The somatic nervous system controls voluntary activities. The autonomic nervous system, meanwhile, controls involuntary activities (heartbeat, stomach activity, etc.) It is divided into two parts: 1 Sympathetic: prepares the body for emergencies or strenuous activity 2 Parasympathetic: conserves energy and helps with recovery

STRUCTURE OF THE NERVOUS SYSTEM


Structurally, the nervous system is divided into two parts: 1) The brain and spinal chord (called the central nervous system; and 2) The peripheral nervous system (smaller branches of nerves that reach the rest of the body)

THE BRAIN
The higher thinking processes happen in the forebrain. The forebrain consists of the cerebral cortex (outer layer) and the cerebrum (inner layer) To help describe the brain, scientists refer to four different lobes (Parietal, Occipital, Temporal and Frontal)

THE BRAIN
The brain is divided into two hemispheres that are connected by a band of nerves called the corpus callosum. Generally, the brain communicates with the rest of the body in a crisscross fashionfor example, the motor cortex of the left hemisphere controls most of the right side of the body.

STUDYING THE BRAIN


There are different methods used to study the brain, including: 1) Recording (inserting wires into the brain to detect electrical changes when neurons fire) 2) Stimulation (using electrodes to actually set off the firing of neurons) 3) Lesions (cutting into an animals brain, even destroying part of it)

THE ENDOCRINE SYSTEM


The endocrine system one of two systems for sending information to and from the brain (the other one is the nervous system) The endocrine system involves sending hormones (chemical messages) The hormones are produced by various kinds of glands

GLANDS
Glands include: The pituitary (the master gland)it controls the output of hormones by other glands The thyroidit affects how much energy people have Adrenal glandscontrol the release of adrenaline (when someone becomes angry or frightened)

HUMAN BEHAVIOR STUDIED THROUGH ANIMALS


Ethology is the study of the natural behavior patters of animals. One aspect of ethology is the idea of instinct (abilities that are inheritednot behaviours that become automatic after long practice). Some researchers believe that humans also have instincts, such as parental ones, and that human behavior is sometimes comparable to animal behavior.

HUMAN BEHAVIOR STUDIED THROUGH ANIMALS


Sociobiology studies the hereditary basis of social behavior in animals and humans. It tries to explain self-sacrifice in terms of Darwins theory of natural selectionit sometimes helps the chances of an individuals genes surviving. It also tries to explain aggression as a genetic advantageaggressive people will sometimes be more likely to procreate, for example.

HEREDITY VS. ENVIRONMENT

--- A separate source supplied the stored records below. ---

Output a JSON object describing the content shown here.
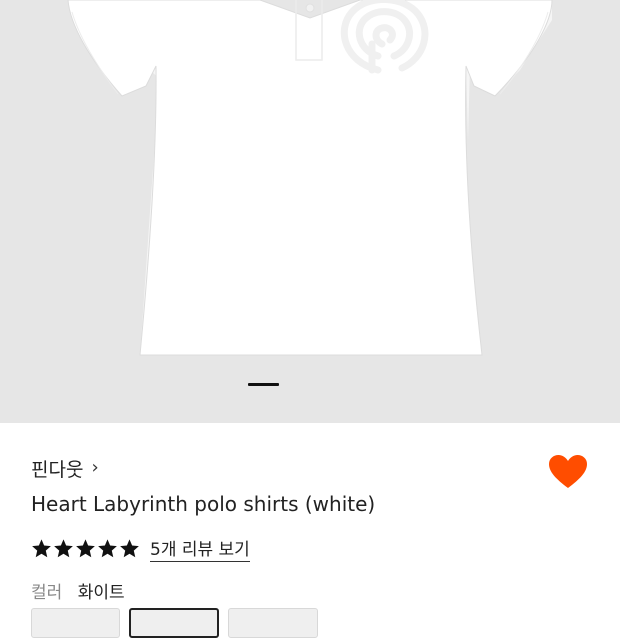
{
  "product": {
    "brand": "핀다웃",
    "brand_chevron": "›",
    "title": "Heart Labyrinth polo shirts (white)",
    "rating_stars": 5,
    "review_link": "5개 리뷰 보기",
    "color_label": "컬러",
    "color_value": "화이트",
    "liked": true
  },
  "gallery": {
    "pager_active_index": 0
  },
  "colors": {
    "accent": "#ff4d00",
    "hero_bg": "#e6e6e6",
    "star": "#111111"
  },
  "icons": {
    "brand_chevron": "chevron-right-icon",
    "wishlist": "heart-icon",
    "star": "star-icon"
  }
}
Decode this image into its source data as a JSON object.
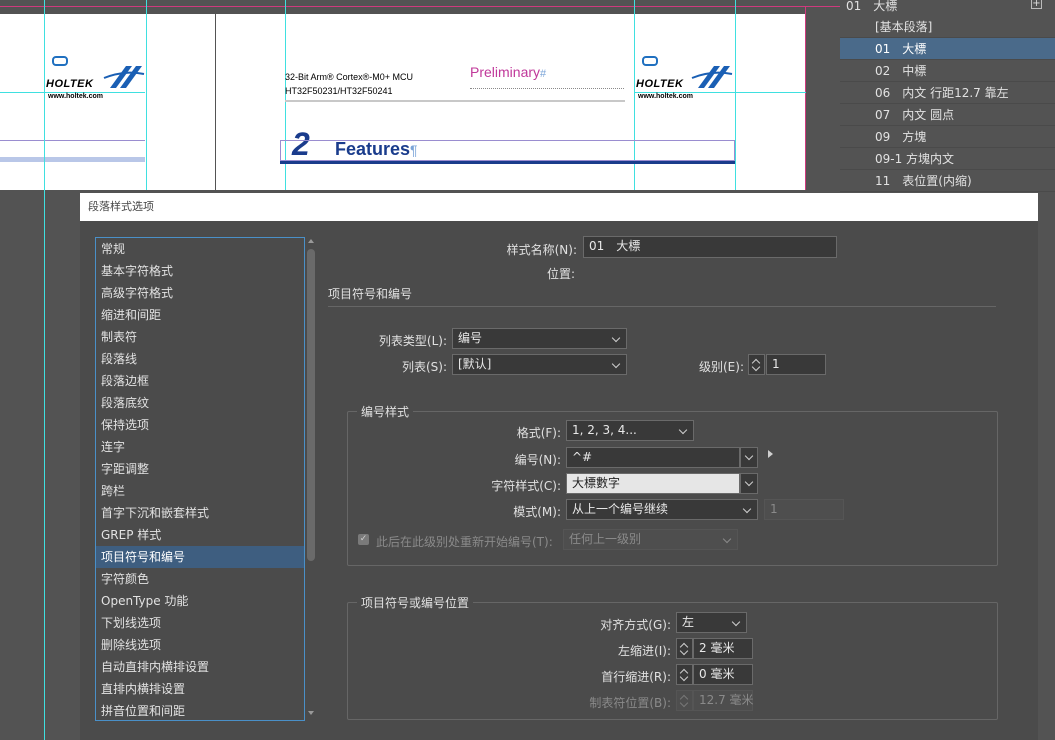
{
  "document": {
    "header_line1": "32-Bit Arm® Cortex®-M0+ MCU",
    "header_line2": "HT32F50231/HT32F50241",
    "preliminary": "Preliminary",
    "section_number": "2",
    "section_title": "Features",
    "logo_text": "HOLTEK",
    "logo_url": "www.holtek.com",
    "pilcrow": "¶",
    "hash": "#"
  },
  "styles_panel": {
    "top_item": "01　大標",
    "add_icon": "plus-square-icon",
    "items": [
      {
        "label": "[基本段落]"
      },
      {
        "label": "01　大標"
      },
      {
        "label": "02　中標"
      },
      {
        "label": "06　内文 行距12.7 靠左"
      },
      {
        "label": "07　内文 圆点"
      },
      {
        "label": "09　方塊"
      },
      {
        "label": "09-1 方塊内文"
      },
      {
        "label": "11　表位置(内缩)"
      }
    ],
    "selected_index": 1
  },
  "dialog": {
    "title": "段落样式选项",
    "categories": [
      "常规",
      "基本字符格式",
      "高级字符格式",
      "缩进和间距",
      "制表符",
      "段落线",
      "段落边框",
      "段落底纹",
      "保持选项",
      "连字",
      "字距调整",
      "跨栏",
      "首字下沉和嵌套样式",
      "GREP 样式",
      "项目符号和编号",
      "字符颜色",
      "OpenType 功能",
      "下划线选项",
      "删除线选项",
      "自动直排内横排设置",
      "直排内横排设置",
      "拼音位置和间距"
    ],
    "selected_category_index": 14,
    "style_name_label": "样式名称(N):",
    "style_name_value": "01　大標",
    "location_label": "位置:",
    "section_heading": "项目符号和编号",
    "list_type_label": "列表类型(L):",
    "list_type_value": "编号",
    "list_label": "列表(S):",
    "list_value": "[默认]",
    "level_label": "级别(E):",
    "level_value": "1",
    "numbering_style": {
      "title": "编号样式",
      "format_label": "格式(F):",
      "format_value": "1, 2, 3, 4...",
      "number_label": "编号(N):",
      "number_value": "^#",
      "char_style_label": "字符样式(C):",
      "char_style_value": "大標數字",
      "mode_label": "模式(M):",
      "mode_value": "从上一个编号继续",
      "mode_number": "1",
      "restart_label": "此后在此级别处重新开始编号(T):",
      "restart_checked": true,
      "restart_value": "任何上一级别"
    },
    "position": {
      "title": "项目符号或编号位置",
      "align_label": "对齐方式(G):",
      "align_value": "左",
      "left_indent_label": "左缩进(I):",
      "left_indent_value": "2 毫米",
      "first_indent_label": "首行缩进(R):",
      "first_indent_value": "0 毫米",
      "tab_pos_label": "制表符位置(B):",
      "tab_pos_value": "12.7 毫米"
    }
  }
}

People have long argued about what has the greater influence on human behaviortheir genes or their experiences. There is no clear answer to this question. Psychologists have studied identical twins that have lived in separate environments to study this topic.